Toys and equipment can also eat up a big part of a crèche’s operations budget, with many facilities spending upwards of €10,000 for everything from puzzles and games to sandboxes, paints, furniture, mats, slides and swings, etc, all of which also need to be regularly maintained and/or replaced (the wear-and-tear from 30 energetic kids each day is much higher than most equipment is used to).
These costs remain more or less constant for childcare facilities despite reduced fee income. More importantly, these expenses are for typical crèches in Dublin and throughout Ireland, whereas those which strive to provide true excellence in childcare spend even more money on facilities, maintenance, toys and equipment and, especially staffing – providing higher than minimum ratios of adults to children and putting serious time and money into training of staff.
Although faced with falling attendance numbers and diminished income, childcare facilities that have built their reputations on providing superior quality cannot simply cut back on the very aspects of their service that have made them successful in the first place. Instead, ironically, they may actually have to invest more in advertising and marketing to emphasise the levels of quality they provide and attempt to capture a growing portion of a diminishing market.

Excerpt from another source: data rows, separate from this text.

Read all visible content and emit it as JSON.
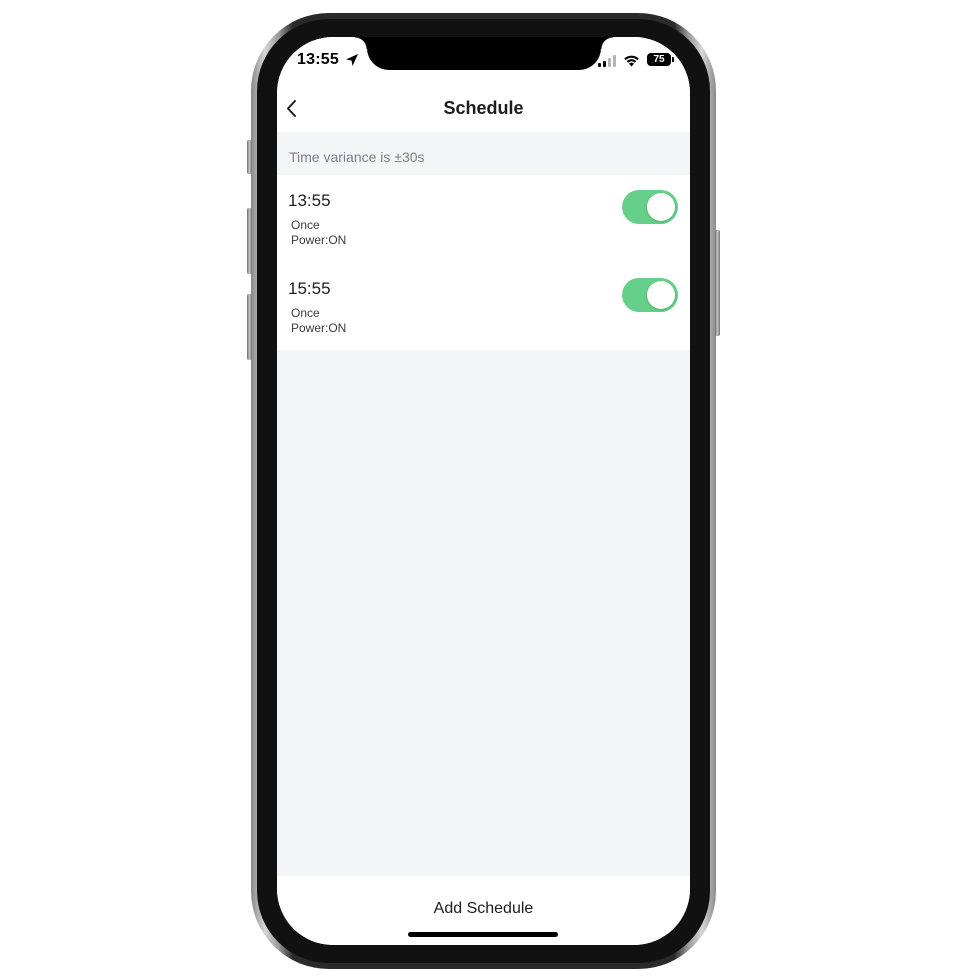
{
  "status_bar": {
    "time": "13:55",
    "battery": "75"
  },
  "header": {
    "title": "Schedule",
    "back_icon": "chevron-left-icon"
  },
  "variance_text": "Time variance is  ±30s",
  "schedules": [
    {
      "time": "13:55",
      "repeat": "Once",
      "action": "Power:ON",
      "enabled": true
    },
    {
      "time": "15:55",
      "repeat": "Once",
      "action": "Power:ON",
      "enabled": true
    }
  ],
  "footer": {
    "add_label": "Add Schedule"
  },
  "colors": {
    "toggle_on": "#66d08a",
    "background": "#f4f5f7"
  }
}
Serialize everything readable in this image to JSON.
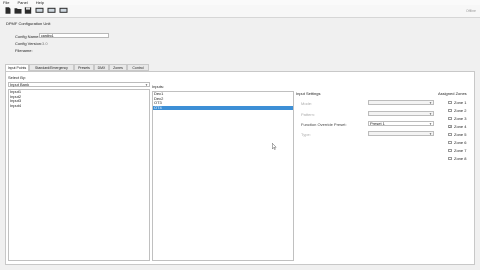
{
  "menu": [
    "File",
    "Panel",
    "Help"
  ],
  "toolbar": {
    "status": "Offline"
  },
  "config": {
    "title": "DPMF Configuration Unit",
    "name_label": "Config Name:",
    "name_value": "cardiro1",
    "version_label": "Config Version:",
    "version_value": "3.0",
    "filename_label": "Filename:"
  },
  "tabs": [
    "Input Points",
    "Standard/Emergency",
    "Presets",
    "DMX",
    "Zones",
    "Control"
  ],
  "select": {
    "label": "Select By:",
    "value": "Input Bank"
  },
  "banks": [
    "Input1",
    "Input2",
    "Input3",
    "Input4"
  ],
  "inputs_label": "Inputs:",
  "inputs": [
    "Dec1",
    "Dec2",
    "OT3",
    "OT4"
  ],
  "settings": {
    "title": "Input Settings",
    "mode_label": "Mode:",
    "pattern_label": "Pattern:",
    "preset_label": "Function Override Preset:",
    "preset_value": "Preset 1",
    "type_label": "Type:"
  },
  "zones": {
    "title": "Assigned Zones",
    "items": [
      "Zone 1",
      "Zone 2",
      "Zone 3",
      "Zone 4",
      "Zone 5",
      "Zone 6",
      "Zone 7",
      "Zone 8"
    ],
    "checked": [
      false,
      false,
      false,
      true,
      false,
      false,
      false,
      false
    ]
  }
}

It’s a storm that some crèches – such as those in some Irish VECs – may not be able to weather, but perhaps those that survive will emerge stronger and even more focused on quality service delivery than before.